Orbital elements
Semi-major axis (a) 0.02255+0.00095
[3] AU
Eccentricity (e) 0.0[3]
Orbital period (P) 1.3382324+0.0000017
[3] d
Inclination (i) 89.35+0.64
Time of transit (Tt) 2454383.313070+0.000045
Semi-amplitude (K) 247.6+13.9
[3] m/s
Physical characteristics
Mass (m) 1.21+0.13
[3] MJ
Radius (r) 1.304+0.054
[3] RJ
Temperature (T) 1650 ± 30[3] K
Discovery information
Discovery date October 31, 2007[4]
Discoverer(s) David. M. Wilson et al. (SuperWASP)
Discovery method Transit
Discovery site SAAO
Discovery status Published
Database references
Extrasolar Planets
Exoplanet Archive data
Open Exoplanet Catalogue data
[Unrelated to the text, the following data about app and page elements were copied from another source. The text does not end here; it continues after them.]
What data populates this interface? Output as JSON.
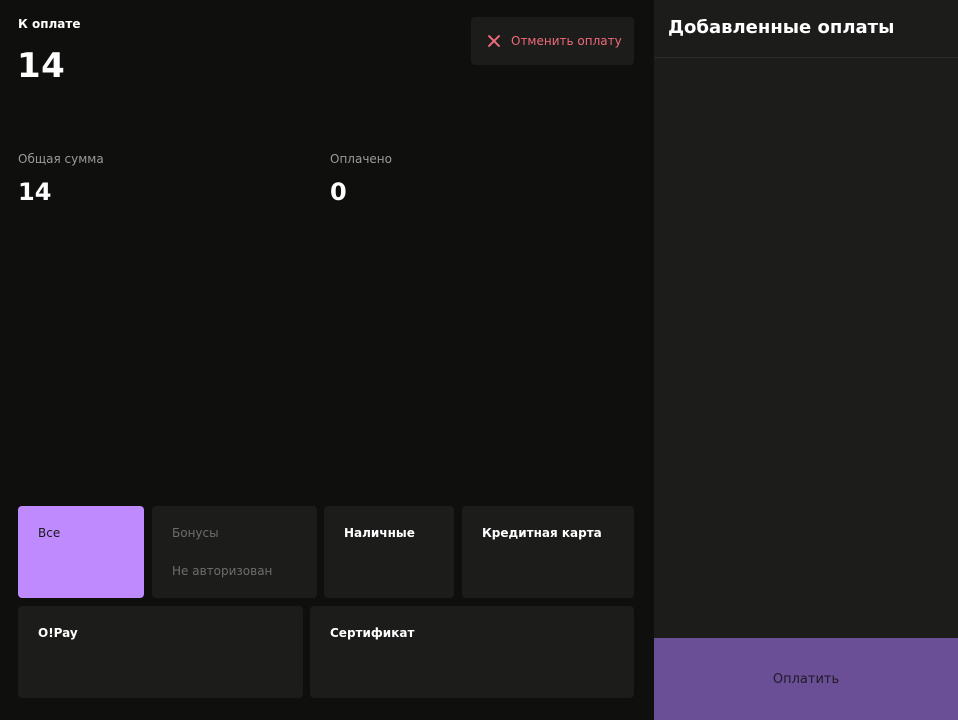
{
  "due": {
    "label": "К оплате",
    "value": "14"
  },
  "cancel": {
    "label": "Отменить оплату",
    "icon": "close-icon",
    "color": "#ef6a7a"
  },
  "summary": {
    "total": {
      "label": "Общая сумма",
      "value": "14"
    },
    "paid": {
      "label": "Оплачено",
      "value": "0"
    }
  },
  "methods": [
    {
      "label": "Все",
      "state": "selected"
    },
    {
      "label": "Бонусы",
      "sub": "Не авторизован",
      "state": "disabled"
    },
    {
      "label": "Наличные"
    },
    {
      "label": "Кредитная карта"
    },
    {
      "label": "O!Pay"
    },
    {
      "label": "Сертификат"
    }
  ],
  "payments_panel": {
    "title": "Добавленные оплаты"
  },
  "pay_button": {
    "label": "Оплатить"
  },
  "colors": {
    "accent": "#c08aff",
    "pay_button": "#6b4f96",
    "background": "#0f0f0e",
    "tile": "#1c1c1b"
  }
}
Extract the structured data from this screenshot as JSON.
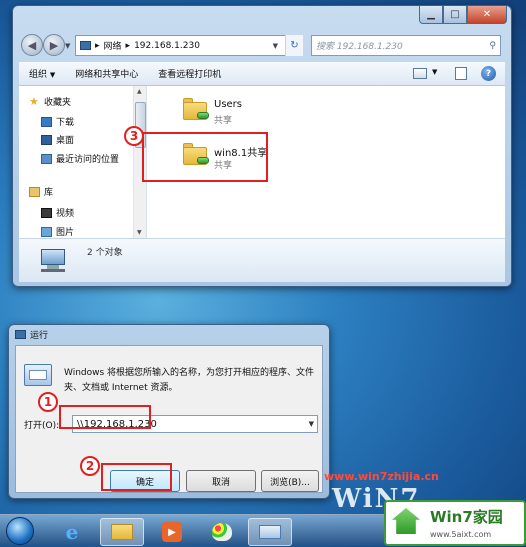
{
  "explorer": {
    "address_parts": [
      "网络",
      "192.168.1.230"
    ],
    "search_placeholder": "搜索 192.168.1.230",
    "toolbar": {
      "organize": "组织",
      "network_center": "网络和共享中心",
      "remote_printers": "查看远程打印机"
    },
    "nav": {
      "favorites": "收藏夹",
      "downloads": "下载",
      "desktop": "桌面",
      "recent": "最近访问的位置",
      "libraries": "库",
      "videos": "视频",
      "pictures": "图片"
    },
    "items": [
      {
        "name": "Users",
        "type": "共享"
      },
      {
        "name": "win8.1共享",
        "type": "共享"
      }
    ],
    "status": "2 个对象"
  },
  "run": {
    "title": "运行",
    "description": "Windows 将根据您所输入的名称，为您打开相应的程序、文件夹、文档或 Internet 资源。",
    "open_label": "打开(O):",
    "open_value": "\\\\192.168.1.230",
    "ok": "确定",
    "cancel": "取消",
    "browse": "浏览(B)..."
  },
  "annotations": {
    "step1": "1",
    "step2": "2",
    "step3": "3"
  },
  "watermark": {
    "url": "www.win7zhijia.cn",
    "logo": "WiN7",
    "badge": "Win7家园",
    "badge_url": "www.5aixt.com"
  },
  "colors": {
    "highlight": "#e02020",
    "accent": "#2c7fc0"
  }
}
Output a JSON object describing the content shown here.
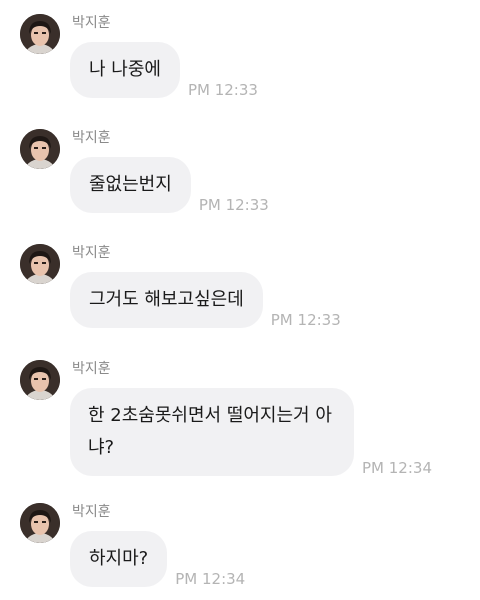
{
  "sender_name": "박지훈",
  "messages": [
    {
      "text": "나 나중에",
      "time": "PM 12:33"
    },
    {
      "text": "줄없는번지",
      "time": "PM 12:33"
    },
    {
      "text": "그거도 해보고싶은데",
      "time": "PM 12:33"
    },
    {
      "text": "한 2초숨못쉬면서 떨어지는거 아냐?",
      "time": "PM 12:34"
    },
    {
      "text": "하지마?",
      "time": "PM 12:34"
    }
  ],
  "colors": {
    "background": "#ffffff",
    "bubble": "#f1f1f3",
    "text": "#1a1a1a",
    "sender": "#8a8a8a",
    "time": "#b4b4b4"
  },
  "icons": {
    "avatar": "profile-photo"
  }
}
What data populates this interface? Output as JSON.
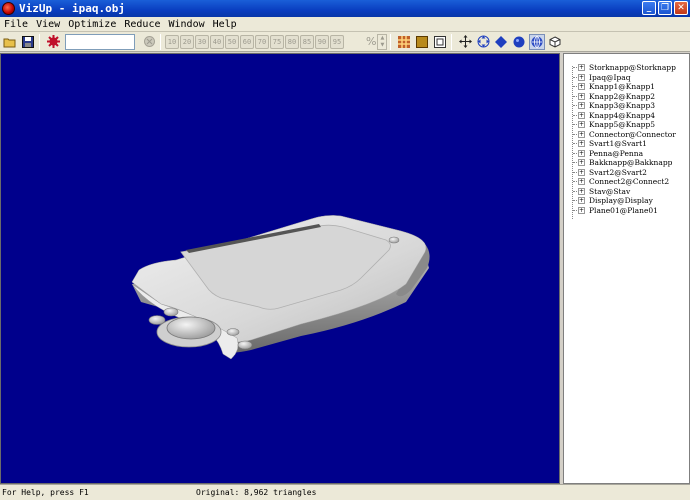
{
  "window": {
    "title": "VizUp - ipaq.obj",
    "minimize_glyph": "_",
    "maximize_glyph": "❐",
    "close_glyph": "✕"
  },
  "menu": [
    "File",
    "View",
    "Optimize",
    "Reduce",
    "Window",
    "Help"
  ],
  "toolbar": {
    "icons": [
      "open-folder-icon",
      "save-icon",
      "settings-gear-icon"
    ],
    "reduction_levels": [
      "10",
      "20",
      "30",
      "40",
      "50",
      "60",
      "70",
      "75",
      "80",
      "85",
      "90",
      "95"
    ],
    "percent_label": "%",
    "view_icons": [
      "grid-pattern-icon",
      "solid-box-icon",
      "frame-icon",
      "move-icon",
      "pan-icon",
      "diamond-icon",
      "sphere-icon",
      "globe-icon",
      "cube-icon"
    ]
  },
  "tree": {
    "items": [
      "Storknapp@Storknapp",
      "Ipaq@Ipaq",
      "Knapp1@Knapp1",
      "Knapp2@Knapp2",
      "Knapp3@Knapp3",
      "Knapp4@Knapp4",
      "Knapp5@Knapp5",
      "Connector@Connector",
      "Svart1@Svart1",
      "Penna@Penna",
      "Bakknapp@Bakknapp",
      "Svart2@Svart2",
      "Connect2@Connect2",
      "Stav@Stav",
      "Display@Display",
      "Plane01@Plane01"
    ],
    "toggle_glyph": "+"
  },
  "status": {
    "help": "For Help, press F1",
    "info": "Original: 8,962 triangles"
  },
  "colors": {
    "viewport_bg": "#00008c",
    "title_bg": "#0a3ec0"
  }
}
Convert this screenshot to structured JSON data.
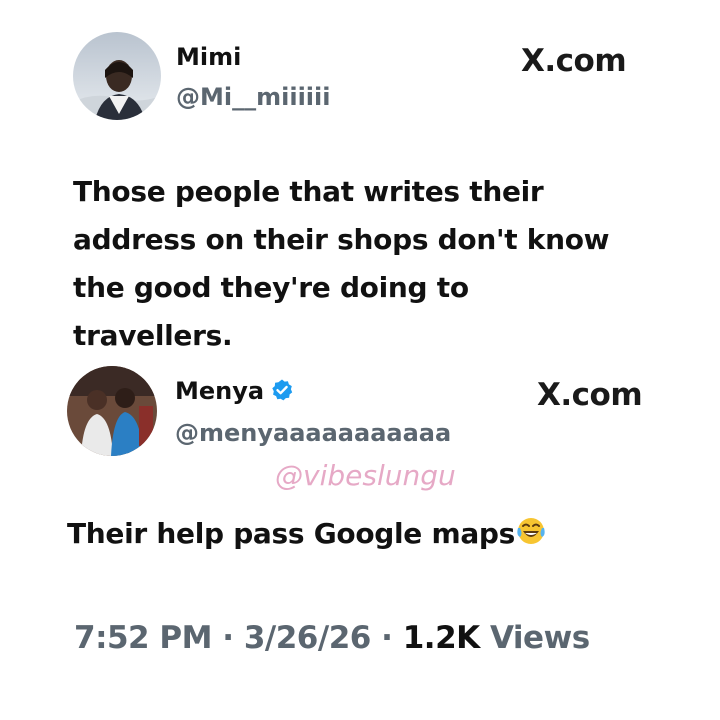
{
  "tweet": {
    "author": {
      "name": "Mimi",
      "handle": "@Mi__miiiiii",
      "avatar": "profile-photo-woman"
    },
    "brand": "X.com",
    "text_lines": [
      "Those people that writes their",
      "address on their shops don't know",
      "the good they're doing to",
      "travellers."
    ]
  },
  "reply": {
    "author": {
      "name": "Menya",
      "handle": "@menyaaaaaaaaaaa",
      "verified": true,
      "verified_color": "#1d9bf0",
      "avatar": "profile-photo-couple"
    },
    "brand": "X.com",
    "watermark": "@vibeslungu",
    "text": "Their help pass Google maps",
    "emoji": "😂"
  },
  "meta": {
    "time": "7:52 PM",
    "separator": "·",
    "date": "3/26/26",
    "views_count": "1.2K",
    "views_label": "Views"
  }
}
WASP-4b is an extrasolar planet approximately 1,000 light-years away in the constellation of Phoenix.[2] The planet was discovered orbiting the star WASP-4 in October 2007. The planet's mass and radius indicate that it is a gas giant, similar to Jupiter.[4] WASP-4b is close enough to its star to be classified as a hot Jupiter and has an atmospheric temperature of approximately 1650 K.[2][3]

The radial velocity trend of WASP-4, caused by the presence of WASP-4 b.

The planet was the discovered by the SuperWASP project using cameras in South Africa.[4] After its discovery, the mass of the WASP-4 b was determined by measuring the radial velocity of WASP-4, which confirmed that the object that caused the transit was a planet.


  1. ^ a b WASP-4, entry, SIMBAD. Accessed on line June 19, 2008.
  2. ^ a b c d e WASP-4b: A 12th Magnitude Transiting Hot Jupiter in the Southern Hemisphere, David. M. Wilson et al., Astrophysical Journal Letters 675, #2 (March 2008), pp. L113–L116. Bibcode2008ApJ...675L.113W. doi:10.1086/586735.
  3. ^ a b c d e f g h i j Table 3, Improved parameters for the transiting hot Jupiters WASP-4b and WASP-5b, M. Gillon et al., Astronomy and Astrophysics 496, #1 (2009), pp. 259–267, doi:10.1051/0004-6361:200810929, Bibcode2009A&A...496..259G.
  4. ^ a b c UK planet hunters announce three new finds, press release, WASP project. Accessed on line June 19, 2008.

External links[edit]

Media related to WASP-4b at Wikimedia Commons

Coordinates: Sky map 23h 34m 15.06s, −42° 03′ 41.1″